**Exercise details:** Your answer should be each line of the entries that contains the word "seating", copied in full.
*** Begin section ***
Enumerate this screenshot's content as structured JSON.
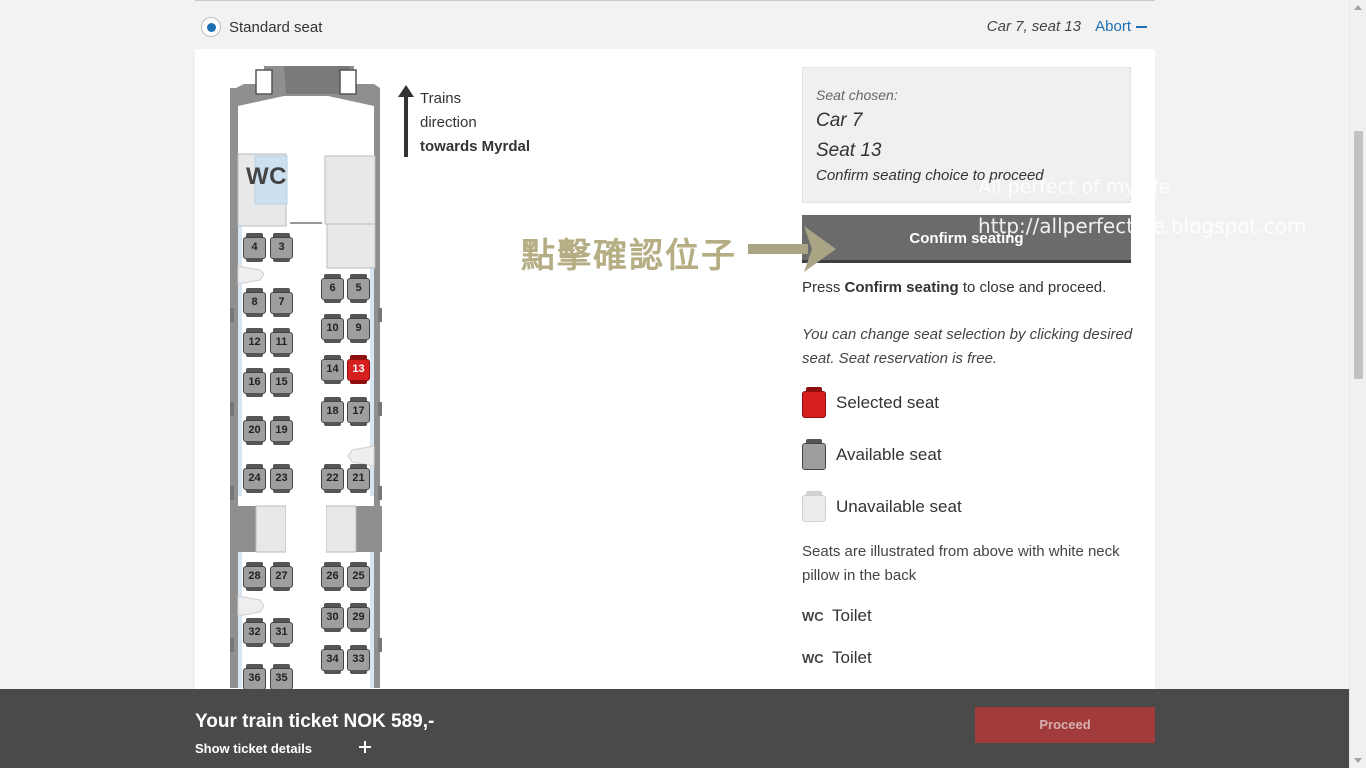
{
  "header": {
    "seat_type": "Standard seat",
    "seat_summary": "Car 7, seat 13",
    "abort_label": "Abort"
  },
  "train_map": {
    "wc_label": "WC",
    "selected_seat": "13",
    "seats": [
      "4",
      "3",
      "6",
      "5",
      "8",
      "7",
      "10",
      "9",
      "12",
      "11",
      "14",
      "13",
      "16",
      "15",
      "18",
      "17",
      "20",
      "19",
      "24",
      "23",
      "22",
      "21",
      "28",
      "27",
      "26",
      "25",
      "30",
      "29",
      "32",
      "31",
      "34",
      "33",
      "36",
      "35"
    ]
  },
  "direction": {
    "line1": "Trains",
    "line2": "direction",
    "line3": "towards Myrdal"
  },
  "chosen": {
    "label": "Seat chosen:",
    "car": "Car 7",
    "seat": "Seat 13",
    "note": "Confirm seating choice to proceed"
  },
  "confirm_button": "Confirm seating",
  "instruction": {
    "prefix": "Press ",
    "bold": "Confirm seating",
    "suffix": " to close and proceed."
  },
  "change_note": "You can change seat selection by clicking desired seat. Seat reservation is free.",
  "legend": {
    "selected": "Selected seat",
    "available": "Available seat",
    "unavailable": "Unavailable seat",
    "illustrated_note": "Seats are illustrated from above with white neck pillow in the back",
    "wc_symbol": "WC",
    "toilet": "Toilet"
  },
  "overlay": {
    "cjk_annotation": "點擊確認位子",
    "watermark_title": "All perfect of my life",
    "watermark_url": "http://allperfectlife.blogspot.com"
  },
  "footer": {
    "price": "Your train ticket NOK 589,-",
    "details_label": "Show ticket details",
    "proceed_label": "Proceed"
  },
  "colors": {
    "accent": "#1f6fb5",
    "selected_seat": "#d61f1f",
    "available_seat": "#9e9e9e",
    "unavailable_seat": "#e6e6e6",
    "proceed_button": "#a23c3c"
  }
}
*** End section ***
**Answer area:**
    "note": "Confirm seating choice to proceed"
  "confirm_button": "Confirm seating",
    "bold": "Confirm seating",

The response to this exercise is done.